Rat Island was the first site in Alaska to be invaded. Around 1780, a Japanese sailing ship wrecked off the coast, sending the muscular Norway rats swarming ashore. What started out as a few survivors mushroomed over the decades into a Ghengis Khan horde, which systematically wiped out nesting seabirds and their young. The island, once called “Hawadax” (entry) by native Alaskans, was renamed Rat Island.
Since then, a motley mix of ancient ships and modern vessels has introduced rat colonies to about two dozen Alaska communities and islands. Among the worst-hit sites is the Aleutian city of Unalaska/Dutch Harbor, one of the world’s top fishing and cargo ports.
Rats are particularly devastating in the treeless Aleutians. While the diverse marine life that takes refuge there has adapted to the rugged weather and conditions, it lacks any natural defenses against land predators. At Kiska, an island where rats tagged along successive World War II military invasions by Japanese and American soldiers, biologists fear that an auklet colony that numbers in the millions will be wiped out.

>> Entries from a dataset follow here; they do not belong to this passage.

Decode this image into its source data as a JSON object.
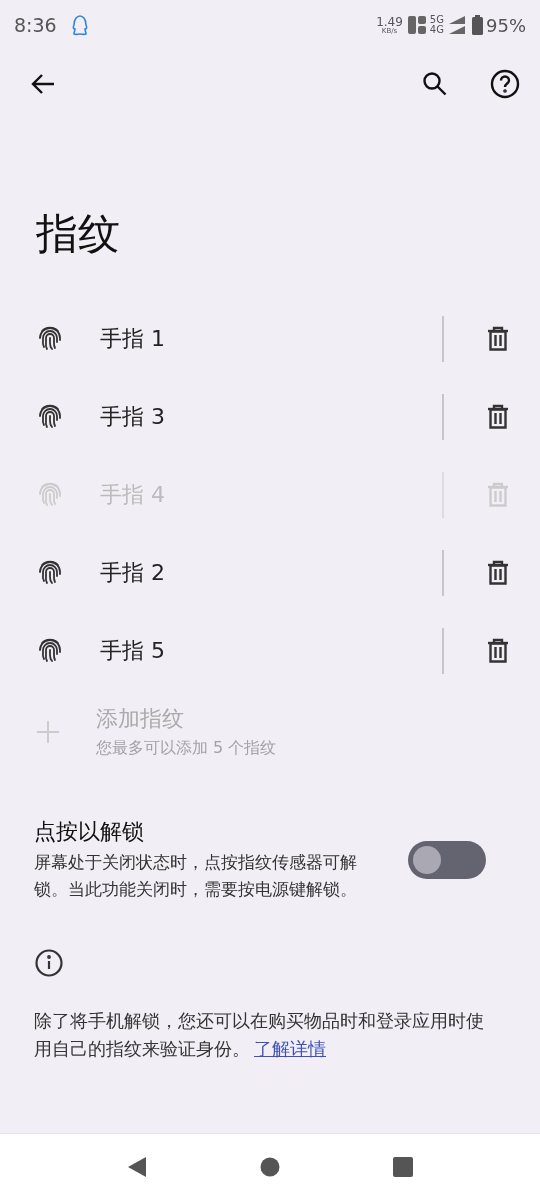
{
  "status_bar": {
    "time": "8:36",
    "speed": "1.49",
    "speed_unit": "KB/s",
    "network_top": "5G",
    "network_bottom": "4G",
    "battery": "95%"
  },
  "title": "指纹",
  "fingerprints": [
    {
      "name": "手指 1",
      "disabled": false
    },
    {
      "name": "手指 3",
      "disabled": false
    },
    {
      "name": "手指 4",
      "disabled": true
    },
    {
      "name": "手指 2",
      "disabled": false
    },
    {
      "name": "手指 5",
      "disabled": false
    }
  ],
  "add_item": {
    "label": "添加指纹",
    "hint": "您最多可以添加 5 个指纹",
    "disabled": true
  },
  "tap_unlock": {
    "title": "点按以解锁",
    "description": "屏幕处于关闭状态时，点按指纹传感器可解锁。当此功能关闭时，需要按电源键解锁。",
    "on": false
  },
  "info": {
    "text": "除了将手机解锁，您还可以在购买物品时和登录应用时使用自己的指纹来验证身份。",
    "link": "了解详情"
  }
}
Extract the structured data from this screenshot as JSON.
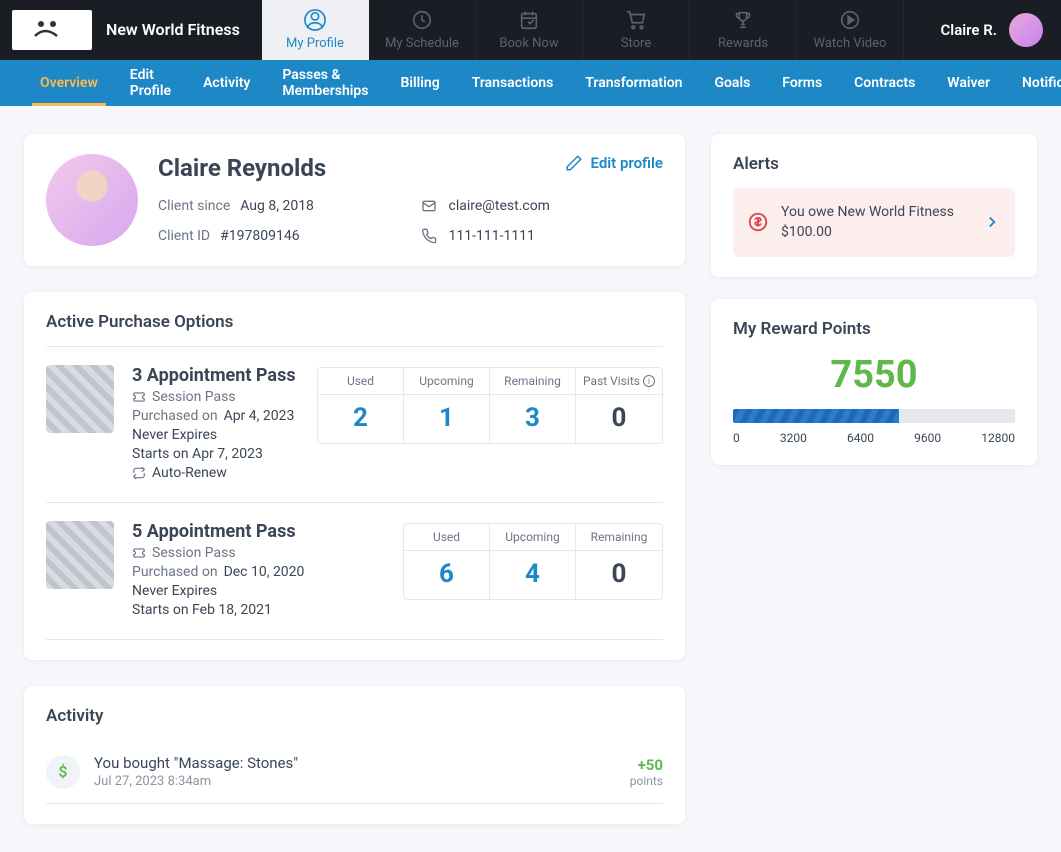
{
  "brand": "New World Fitness",
  "topnav": [
    {
      "label": "My Profile",
      "icon": "profile",
      "active": true
    },
    {
      "label": "My Schedule",
      "icon": "clock",
      "active": false
    },
    {
      "label": "Book Now",
      "icon": "calendar",
      "active": false
    },
    {
      "label": "Store",
      "icon": "cart",
      "active": false
    },
    {
      "label": "Rewards",
      "icon": "trophy",
      "active": false
    },
    {
      "label": "Watch Video",
      "icon": "play",
      "active": false
    }
  ],
  "user_display": "Claire R.",
  "subnav": [
    {
      "label": "Overview",
      "active": true
    },
    {
      "label": "Edit Profile"
    },
    {
      "label": "Activity"
    },
    {
      "label": "Passes & Memberships"
    },
    {
      "label": "Billing"
    },
    {
      "label": "Transactions"
    },
    {
      "label": "Transformation"
    },
    {
      "label": "Goals"
    },
    {
      "label": "Forms"
    },
    {
      "label": "Contracts"
    },
    {
      "label": "Waiver"
    },
    {
      "label": "Notifications"
    }
  ],
  "profile": {
    "name": "Claire Reynolds",
    "edit_label": "Edit profile",
    "since_label": "Client since",
    "since_value": "Aug 8, 2018",
    "id_label": "Client ID",
    "id_value": "#197809146",
    "email": "claire@test.com",
    "phone": "111-111-1111"
  },
  "passes": {
    "title": "Active Purchase Options",
    "headers": {
      "used": "Used",
      "upcoming": "Upcoming",
      "remaining": "Remaining",
      "past": "Past Visits"
    },
    "type_label": "Session Pass",
    "purchased_label": "Purchased on",
    "autorenew_label": "Auto-Renew",
    "items": [
      {
        "title": "3 Appointment Pass",
        "purchased": "Apr 4, 2023",
        "expires": "Never Expires",
        "starts": "Starts on Apr 7, 2023",
        "autorenew": true,
        "used": "2",
        "upcoming": "1",
        "remaining": "3",
        "past": "0",
        "show_past": true
      },
      {
        "title": "5 Appointment Pass",
        "purchased": "Dec 10, 2020",
        "expires": "Never Expires",
        "starts": "Starts on Feb 18, 2021",
        "autorenew": false,
        "used": "6",
        "upcoming": "4",
        "remaining": "0",
        "show_past": false
      }
    ]
  },
  "activity": {
    "title": "Activity",
    "items": [
      {
        "icon": "$",
        "text": "You bought \"Massage: Stones\"",
        "time": "Jul 27, 2023 8:34am",
        "points": "+50",
        "points_label": "points"
      }
    ]
  },
  "alerts": {
    "title": "Alerts",
    "text": "You owe New World Fitness $100.00"
  },
  "rewards": {
    "title": "My Reward Points",
    "value": "7550",
    "scale": [
      "0",
      "3200",
      "6400",
      "9600",
      "12800"
    ],
    "fill_pct": 59
  }
}
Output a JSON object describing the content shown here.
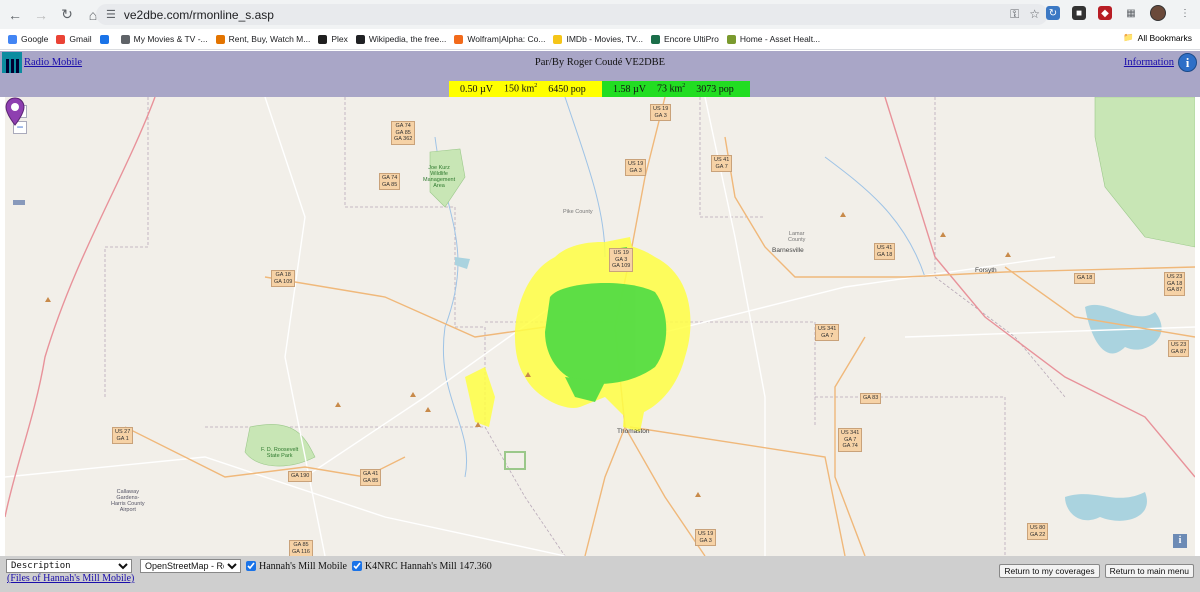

Ultimately, Rat Island was selected as the best candidate for Alaska’s first and North America’s fifth island rat-eradication project. At 11 square miles, Rat Island is small enough to be manageable but big enough to be biologically significant. As far as scientists can piece together, it was once, like the other islands in the Aleutian chain, among the world’s best seabird theaters – a place where murrelets and song sparrows thrived in sea grasses, glaucous-winged gulls dove into the surf, and winged denizens burrowed in the thick-rooted island vegetation.